Chopin, Frederic François

After finishing his studies at Warsaw, Chopin's t father decided it would be well for his son to see a bit of the world, and therefore, in 1828, he was sent with a friend of the family to Berlin. There he met Mendelssohn, Spontini and Zelter, among other musicians. His letters, some of which are preserved in Karasowski's book, The Life and Letters of Chopin, give interesting glimpses of the life he led in the German capital, the music he heard and the people whom he met. He   next visited Vienna, where he was induced to give a concert in 1829, at which he improvised and made a great impression upon the musical critics and the nobility. From Vienna he journeyed to Prague and then on to Dresden and to Posen, where he was entertained by Prince Radziwill, a patron of the arts and a warm friend of the Chopin family, then he returned to Warsaw, but for only a short time. Chopin had grown restless and wished to see more of the world. He set out again from Warsaw in 1830 and was never to return. It is related that just before his departure, Eisner, his old teacher, and the pupils of the Conservatory sang a cantata, composed for the occasion, and presented him with a silver cup filled with Polish earth, which was destined to be sprinkled upon the coffin of the composer eighteen years later as he was laid to rest in a Paris cemetery.

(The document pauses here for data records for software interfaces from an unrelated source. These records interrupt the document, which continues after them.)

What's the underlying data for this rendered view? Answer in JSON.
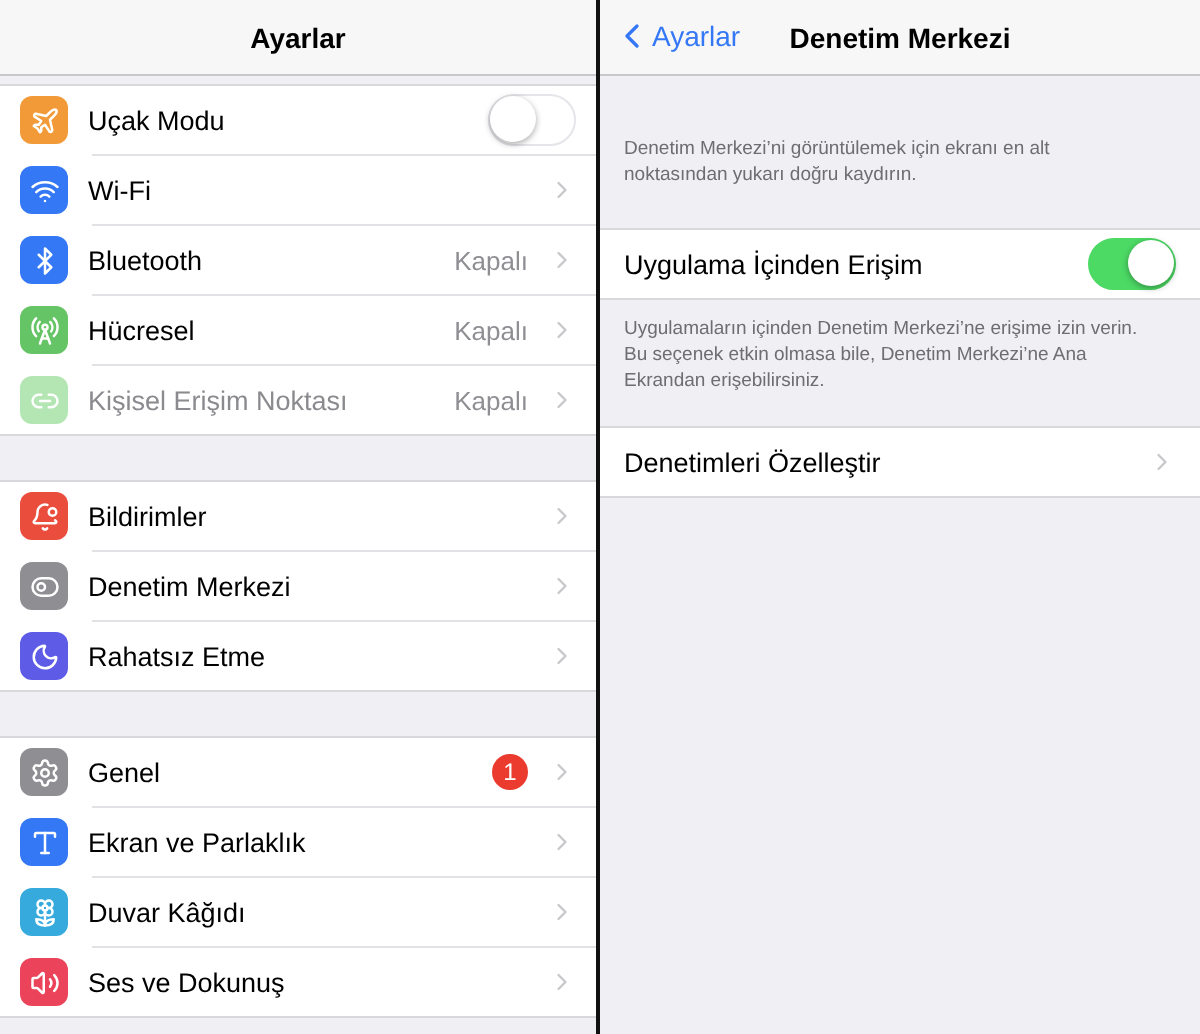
{
  "left": {
    "title": "Ayarlar",
    "groups": [
      {
        "rows": [
          {
            "kind": "toggle",
            "label": "Uçak Modu",
            "color": "#f19a37",
            "on": false,
            "disabled": false
          },
          {
            "kind": "link",
            "label": "Wi-Fi",
            "color": "#3478f6",
            "disabled": false
          },
          {
            "kind": "link",
            "label": "Bluetooth",
            "color": "#3478f6",
            "value": "Kapalı",
            "disabled": false
          },
          {
            "kind": "link",
            "label": "Hücresel",
            "color": "#65c466",
            "value": "Kapalı",
            "disabled": false
          },
          {
            "kind": "link",
            "label": "Kişisel Erişim Noktası",
            "color": "#b3e6b3",
            "value": "Kapalı",
            "disabled": true
          }
        ]
      },
      {
        "rows": [
          {
            "kind": "link",
            "label": "Bildirimler",
            "color": "#eb4d3d",
            "disabled": false
          },
          {
            "kind": "link",
            "label": "Denetim Merkezi",
            "color": "#8e8e93",
            "disabled": false
          },
          {
            "kind": "link",
            "label": "Rahatsız Etme",
            "color": "#5e5ce6",
            "disabled": false
          }
        ]
      },
      {
        "rows": [
          {
            "kind": "link",
            "label": "Genel",
            "color": "#8e8e93",
            "badge": "1",
            "disabled": false
          },
          {
            "kind": "link",
            "label": "Ekran ve Parlaklık",
            "color": "#3478f6",
            "disabled": false
          },
          {
            "kind": "link",
            "label": "Duvar Kâğıdı",
            "color": "#36aadc",
            "disabled": false
          },
          {
            "kind": "link",
            "label": "Ses ve Dokunuş",
            "color": "#eb445a",
            "disabled": false
          }
        ]
      }
    ]
  },
  "right": {
    "back": "Ayarlar",
    "title": "Denetim Merkezi",
    "note": "Denetim Merkezi’ni görüntülemek için ekranı en alt noktasından yukarı doğru kaydırın.",
    "sections": [
      {
        "kind": "toggle",
        "label": "Uygulama İçinden Erişim",
        "on": true,
        "footer": "Uygulamaların içinden Denetim Merkezi’ne erişime izin verin. Bu seçenek etkin olmasa bile, Denetim Merkezi’ne Ana Ekrandan erişebilirsiniz."
      },
      {
        "kind": "link",
        "label": "Denetimleri Özelleştir"
      }
    ]
  }
}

Chopin went to Vienna from Warsaw, but his former successes had by this time been forgotten (" there were no newspaper articles or press agents to keep him before the public," says one biographer), and he was so discouraged and disheartened by the cold reception he received and the fact that the music publishers would have none of his music, that he thought seriously of going to Italy and friends even gave him letters of introduction which he was fated never to use. In Vienna he played at two concerts, but his reception was not warranted to encourage him, so he wrote to his father for the necessary funds, and started for Paris, stopping off at Munich, where he made his first and last appearance before a German audience. In 1831, Chopin reached the French capital, at a time when opera was in its glory, when literature as well as art was at full flower and also at a time of revolution. In Paris, Chopin's artistic career may be said to have begun, and there he spent his happiest as well as his most miserable days. One of the first things he did was to seek out Kalkbrenner, who was then the most famous pianist in Paris. He found fault with Chopin's playing and would consent to become his teacher only on condition that Chopin would remain with him three years. The young musician hesitated, feeling that this was too long a time to give to his studies and finally wrote to Eisner, who urged him not to become a pupil of Kalkbrenner's lest he destroy his individuality, in which Eisner, at least, had the greatest faith. Chopin gave his first concert, in Paris, in 1832, but it was a failure financially, although many of the prominent musicians, including Mendelssohn, were present and praised him. The following May he gave his second concert, but it was not successful, and as Chopin was deplorably in need of money, he grew greatly discouraged. In letters to friends he confessed that he was deeply dejected, because he felt himself to be a burden to his father. He talked about emigrating to America and was prevented from so doing only by a chance meeting with Prince Radziwill who took him to the house of the wealthy Rothschilds in Paris, where his playing captivated his auditors, and secured for him several paying pupils. From that time on it was to be plain sailing so far as recognition of his talents was concerned. Pupils flocked 10 him, among them many noble ladies and gentlemen; he was besieged with offers from managers of concerts and invitations without number found their way to him from his wealthy patrons. He was heard much in public and at private houses. In jhort, Chopin was the vogue, and threatened to dislodge even Liszt, who was then the idol of Parisian society. He took part that year with Hiller and Liszt in a performance of Bach's concerto for three harpsichords, played on piano, and his appearances were frequent and successful. He was gradually winning his way with his compositions and by 1835 was teaching, making many friends, and enjoying life in his quiet way. During the summer of 1835 he visited his parents, who were staying at Carlsbad, and then went to Dresden and to Leipsic with Hiller, where he renewed his acquaintance with Mendelssohn, and through him met Robert Schumann, and Clara Wieck, who was later to become Schumann's wife. Schumann was the first of the Germans to estimate Chopin at his true worth. He called attention to the compositions of the Pole, and to their excellence in the since oft-quoted words: "Hats off, gentlemen; a genius." In that year Chopin made the acquaintance of John, usually known as " Russian " Field, whose invention, the nocturne, Chopin so elaborated and improved upon as to make his own. Field disliked Chopin and belittled his talents. In later years the latter was often asked if he had been a pupil of Field, because of their similarity of style.